▸ What is needed
Nothing should differ between your output and the entries below.

▸ Excerpted records
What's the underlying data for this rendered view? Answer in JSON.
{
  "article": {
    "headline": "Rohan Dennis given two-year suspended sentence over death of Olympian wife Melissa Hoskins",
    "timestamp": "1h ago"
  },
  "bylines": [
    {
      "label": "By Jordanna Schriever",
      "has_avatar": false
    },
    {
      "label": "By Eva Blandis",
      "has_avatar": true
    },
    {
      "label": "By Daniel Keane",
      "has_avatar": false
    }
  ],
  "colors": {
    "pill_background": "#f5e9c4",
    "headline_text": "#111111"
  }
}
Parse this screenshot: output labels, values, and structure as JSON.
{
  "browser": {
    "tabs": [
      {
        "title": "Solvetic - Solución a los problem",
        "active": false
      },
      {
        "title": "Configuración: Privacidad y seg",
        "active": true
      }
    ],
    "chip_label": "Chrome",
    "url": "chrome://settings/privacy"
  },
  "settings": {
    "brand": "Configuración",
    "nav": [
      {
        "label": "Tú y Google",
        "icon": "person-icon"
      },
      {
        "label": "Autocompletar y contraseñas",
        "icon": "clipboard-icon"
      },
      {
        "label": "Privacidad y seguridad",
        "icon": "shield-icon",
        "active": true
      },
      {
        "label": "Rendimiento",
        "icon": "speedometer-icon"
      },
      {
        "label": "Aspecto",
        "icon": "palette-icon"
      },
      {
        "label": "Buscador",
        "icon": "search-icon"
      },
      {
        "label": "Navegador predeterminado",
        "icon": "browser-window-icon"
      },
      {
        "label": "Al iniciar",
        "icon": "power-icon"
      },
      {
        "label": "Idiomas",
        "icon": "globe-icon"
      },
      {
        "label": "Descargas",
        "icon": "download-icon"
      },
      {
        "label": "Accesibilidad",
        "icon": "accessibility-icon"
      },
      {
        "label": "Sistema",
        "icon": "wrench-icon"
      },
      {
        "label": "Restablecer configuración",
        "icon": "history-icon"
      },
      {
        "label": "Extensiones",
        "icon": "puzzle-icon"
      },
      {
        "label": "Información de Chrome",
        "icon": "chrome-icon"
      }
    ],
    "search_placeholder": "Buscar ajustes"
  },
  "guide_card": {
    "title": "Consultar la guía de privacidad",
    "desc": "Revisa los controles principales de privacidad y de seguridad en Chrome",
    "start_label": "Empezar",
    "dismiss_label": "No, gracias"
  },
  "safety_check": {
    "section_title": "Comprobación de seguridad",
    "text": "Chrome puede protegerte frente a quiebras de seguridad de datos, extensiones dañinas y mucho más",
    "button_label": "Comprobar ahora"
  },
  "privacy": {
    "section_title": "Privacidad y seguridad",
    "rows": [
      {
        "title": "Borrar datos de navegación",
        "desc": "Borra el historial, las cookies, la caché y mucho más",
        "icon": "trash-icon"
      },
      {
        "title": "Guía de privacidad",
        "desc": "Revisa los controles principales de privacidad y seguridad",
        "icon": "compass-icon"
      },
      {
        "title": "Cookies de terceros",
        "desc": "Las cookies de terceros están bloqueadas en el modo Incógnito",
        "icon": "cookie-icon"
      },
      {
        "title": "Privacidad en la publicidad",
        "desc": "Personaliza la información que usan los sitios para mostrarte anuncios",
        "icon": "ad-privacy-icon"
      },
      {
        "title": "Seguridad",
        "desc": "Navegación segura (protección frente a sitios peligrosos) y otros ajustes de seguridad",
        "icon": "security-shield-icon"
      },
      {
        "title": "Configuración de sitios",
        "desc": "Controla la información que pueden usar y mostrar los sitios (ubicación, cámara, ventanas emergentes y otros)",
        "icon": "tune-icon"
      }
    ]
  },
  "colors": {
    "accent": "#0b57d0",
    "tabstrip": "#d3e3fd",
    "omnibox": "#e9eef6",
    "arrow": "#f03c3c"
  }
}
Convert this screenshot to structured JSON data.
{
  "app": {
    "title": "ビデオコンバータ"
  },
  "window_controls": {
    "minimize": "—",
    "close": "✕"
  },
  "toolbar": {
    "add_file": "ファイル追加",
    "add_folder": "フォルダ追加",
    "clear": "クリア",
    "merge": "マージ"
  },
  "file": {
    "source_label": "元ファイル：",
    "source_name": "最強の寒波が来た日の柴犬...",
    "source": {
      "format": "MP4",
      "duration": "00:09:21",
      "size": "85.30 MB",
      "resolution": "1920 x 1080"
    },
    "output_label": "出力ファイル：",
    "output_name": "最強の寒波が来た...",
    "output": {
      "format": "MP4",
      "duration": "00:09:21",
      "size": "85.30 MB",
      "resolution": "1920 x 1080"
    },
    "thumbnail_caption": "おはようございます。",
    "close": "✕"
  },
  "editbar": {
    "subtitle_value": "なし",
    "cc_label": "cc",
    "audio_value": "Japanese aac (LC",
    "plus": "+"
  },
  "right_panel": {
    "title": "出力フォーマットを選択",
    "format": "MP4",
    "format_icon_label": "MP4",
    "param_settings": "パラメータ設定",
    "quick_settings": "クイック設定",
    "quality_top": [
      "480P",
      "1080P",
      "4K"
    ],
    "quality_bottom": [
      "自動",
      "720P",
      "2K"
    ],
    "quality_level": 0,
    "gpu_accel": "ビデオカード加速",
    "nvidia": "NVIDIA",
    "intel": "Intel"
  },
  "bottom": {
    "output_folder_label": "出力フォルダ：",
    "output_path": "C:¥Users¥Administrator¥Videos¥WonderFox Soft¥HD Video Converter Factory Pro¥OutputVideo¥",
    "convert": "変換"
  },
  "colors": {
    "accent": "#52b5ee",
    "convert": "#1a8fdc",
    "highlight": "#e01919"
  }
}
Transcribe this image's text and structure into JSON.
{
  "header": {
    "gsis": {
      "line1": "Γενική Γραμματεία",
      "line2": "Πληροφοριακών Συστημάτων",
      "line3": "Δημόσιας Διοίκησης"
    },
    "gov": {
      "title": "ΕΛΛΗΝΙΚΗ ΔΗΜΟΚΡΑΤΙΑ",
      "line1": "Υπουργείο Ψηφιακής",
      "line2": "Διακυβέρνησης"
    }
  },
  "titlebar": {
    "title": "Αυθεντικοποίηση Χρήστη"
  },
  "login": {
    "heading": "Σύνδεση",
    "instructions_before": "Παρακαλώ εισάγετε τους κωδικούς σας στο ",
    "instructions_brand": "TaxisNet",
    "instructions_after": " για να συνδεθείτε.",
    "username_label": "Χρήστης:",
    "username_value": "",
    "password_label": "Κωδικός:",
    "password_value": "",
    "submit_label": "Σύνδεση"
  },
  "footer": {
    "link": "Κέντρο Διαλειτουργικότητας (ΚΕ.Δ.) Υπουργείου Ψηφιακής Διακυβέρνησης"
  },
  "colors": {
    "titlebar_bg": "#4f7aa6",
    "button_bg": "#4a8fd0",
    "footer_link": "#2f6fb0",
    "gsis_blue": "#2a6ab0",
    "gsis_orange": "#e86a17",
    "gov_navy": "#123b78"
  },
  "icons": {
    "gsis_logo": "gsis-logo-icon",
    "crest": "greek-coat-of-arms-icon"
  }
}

▸ Your response
What's the underlying data for this rendered view? Answer in JSON.
{
  "article": {
    "headline": "Rohan Dennis given two-year suspended sentence over death of Olympian wife Melissa Hoskins",
    "timestamp": "1h ago"
  },
  "bylines": [
    {
      "label": "By Jordanna Schriever",
      "has_avatar": false
    },
    {
      "label": "By Eva Blandis",
      "has_avatar": true
    },
    {
      "label": "By Daniel Keane",
      "has_avatar": false
    }
  ],
  "colors": {
    "pill_background": "#f5e9c4",
    "headline_text": "#111111"
  }
}
Parse this screenshot: output labels, values, and structure as JSON.
{
  "browser": {
    "tabs": [
      {
        "title": "Solvetic - Solución a los problem",
        "active": false
      },
      {
        "title": "Configuración: Privacidad y seg",
        "active": true
      }
    ],
    "chip_label": "Chrome",
    "url": "chrome://settings/privacy"
  },
  "settings": {
    "brand": "Configuración",
    "nav": [
      {
        "label": "Tú y Google",
        "icon": "person-icon"
      },
      {
        "label": "Autocompletar y contraseñas",
        "icon": "clipboard-icon"
      },
      {
        "label": "Privacidad y seguridad",
        "icon": "shield-icon",
        "active": true
      },
      {
        "label": "Rendimiento",
        "icon": "speedometer-icon"
      },
      {
        "label": "Aspecto",
        "icon": "palette-icon"
      },
      {
        "label": "Buscador",
        "icon": "search-icon"
      },
      {
        "label": "Navegador predeterminado",
        "icon": "browser-window-icon"
      },
      {
        "label": "Al iniciar",
        "icon": "power-icon"
      },
      {
        "label": "Idiomas",
        "icon": "globe-icon"
      },
      {
        "label": "Descargas",
        "icon": "download-icon"
      },
      {
        "label": "Accesibilidad",
        "icon": "accessibility-icon"
      },
      {
        "label": "Sistema",
        "icon": "wrench-icon"
      },
      {
        "label": "Restablecer configuración",
        "icon": "history-icon"
      },
      {
        "label": "Extensiones",
        "icon": "puzzle-icon"
      },
      {
        "label": "Información de Chrome",
        "icon": "chrome-icon"
      }
    ],
    "search_placeholder": "Buscar ajustes"
  },
  "guide_card": {
    "title": "Consultar la guía de privacidad",
    "desc": "Revisa los controles principales de privacidad y de seguridad en Chrome",
    "start_label": "Empezar",
    "dismiss_label": "No, gracias"
  },
  "safety_check": {
    "section_title": "Comprobación de seguridad",
    "text": "Chrome puede protegerte frente a quiebras de seguridad de datos, extensiones dañinas y mucho más",
    "button_label": "Comprobar ahora"
  },
  "privacy": {
    "section_title": "Privacidad y seguridad",
    "rows": [
      {
        "title": "Borrar datos de navegación",
        "desc": "Borra el historial, las cookies, la caché y mucho más",
        "icon": "trash-icon"
      },
      {
        "title": "Guía de privacidad",
        "desc": "Revisa los controles principales de privacidad y seguridad",
        "icon": "compass-icon"
      },
      {
        "title": "Cookies de terceros",
        "desc": "Las cookies de terceros están bloqueadas en el modo Incógnito",
        "icon": "cookie-icon"
      },
      {
        "title": "Privacidad en la publicidad",
        "desc": "Personaliza la información que usan los sitios para mostrarte anuncios",
        "icon": "ad-privacy-icon"
      },
      {
        "title": "Seguridad",
        "desc": "Navegación segura (protección frente a sitios peligrosos) y otros ajustes de seguridad",
        "icon": "security-shield-icon"
      },
      {
        "title": "Configuración de sitios",
        "desc": "Controla la información que pueden usar y mostrar los sitios (ubicación, cámara, ventanas emergentes y otros)",
        "icon": "tune-icon"
      }
    ]
  },
  "colors": {
    "accent": "#0b57d0",
    "tabstrip": "#d3e3fd",
    "omnibox": "#e9eef6",
    "arrow": "#f03c3c"
  }
}
Convert this screenshot to structured JSON data.
{
  "app": {
    "title": "ビデオコンバータ"
  },
  "window_controls": {
    "minimize": "—",
    "close": "✕"
  },
  "toolbar": {
    "add_file": "ファイル追加",
    "add_folder": "フォルダ追加",
    "clear": "クリア",
    "merge": "マージ"
  },
  "file": {
    "source_label": "元ファイル：",
    "source_name": "最強の寒波が来た日の柴犬...",
    "source": {
      "format": "MP4",
      "duration": "00:09:21",
      "size": "85.30 MB",
      "resolution": "1920 x 1080"
    },
    "output_label": "出力ファイル：",
    "output_name": "最強の寒波が来た...",
    "output": {
      "format": "MP4",
      "duration": "00:09:21",
      "size": "85.30 MB",
      "resolution": "1920 x 1080"
    },
    "thumbnail_caption": "おはようございます。",
    "close": "✕"
  },
  "editbar": {
    "subtitle_value": "なし",
    "cc_label": "cc",
    "audio_value": "Japanese aac (LC",
    "plus": "+"
  },
  "right_panel": {
    "title": "出力フォーマットを選択",
    "format": "MP4",
    "format_icon_label": "MP4",
    "param_settings": "パラメータ設定",
    "quick_settings": "クイック設定",
    "quality_top": [
      "480P",
      "1080P",
      "4K"
    ],
    "quality_bottom": [
      "自動",
      "720P",
      "2K"
    ],
    "quality_level": 0,
    "gpu_accel": "ビデオカード加速",
    "nvidia": "NVIDIA",
    "intel": "Intel"
  },
  "bottom": {
    "output_folder_label": "出力フォルダ：",
    "output_path": "C:¥Users¥Administrator¥Videos¥WonderFox Soft¥HD Video Converter Factory Pro¥OutputVideo¥",
    "convert": "変換"
  },
  "colors": {
    "accent": "#52b5ee",
    "convert": "#1a8fdc",
    "highlight": "#e01919"
  }
}
Transcribe this image's text and structure into JSON.
{
  "header": {
    "gsis": {
      "line1": "Γενική Γραμματεία",
      "line2": "Πληροφοριακών Συστημάτων",
      "line3": "Δημόσιας Διοίκησης"
    },
    "gov": {
      "title": "ΕΛΛΗΝΙΚΗ ΔΗΜΟΚΡΑΤΙΑ",
      "line1": "Υπουργείο Ψηφιακής",
      "line2": "Διακυβέρνησης"
    }
  },
  "titlebar": {
    "title": "Αυθεντικοποίηση Χρήστη"
  },
  "login": {
    "heading": "Σύνδεση",
    "instructions_before": "Παρακαλώ εισάγετε τους κωδικούς σας στο ",
    "instructions_brand": "TaxisNet",
    "instructions_after": " για να συνδεθείτε.",
    "username_label": "Χρήστης:",
    "username_value": "",
    "password_label": "Κωδικός:",
    "password_value": "",
    "submit_label": "Σύνδεση"
  },
  "footer": {
    "link": "Κέντρο Διαλειτουργικότητας (ΚΕ.Δ.) Υπουργείου Ψηφιακής Διακυβέρνησης"
  },
  "colors": {
    "titlebar_bg": "#4f7aa6",
    "button_bg": "#4a8fd0",
    "footer_link": "#2f6fb0",
    "gsis_blue": "#2a6ab0",
    "gsis_orange": "#e86a17",
    "gov_navy": "#123b78"
  },
  "icons": {
    "gsis_logo": "gsis-logo-icon",
    "crest": "greek-coat-of-arms-icon"
  }
}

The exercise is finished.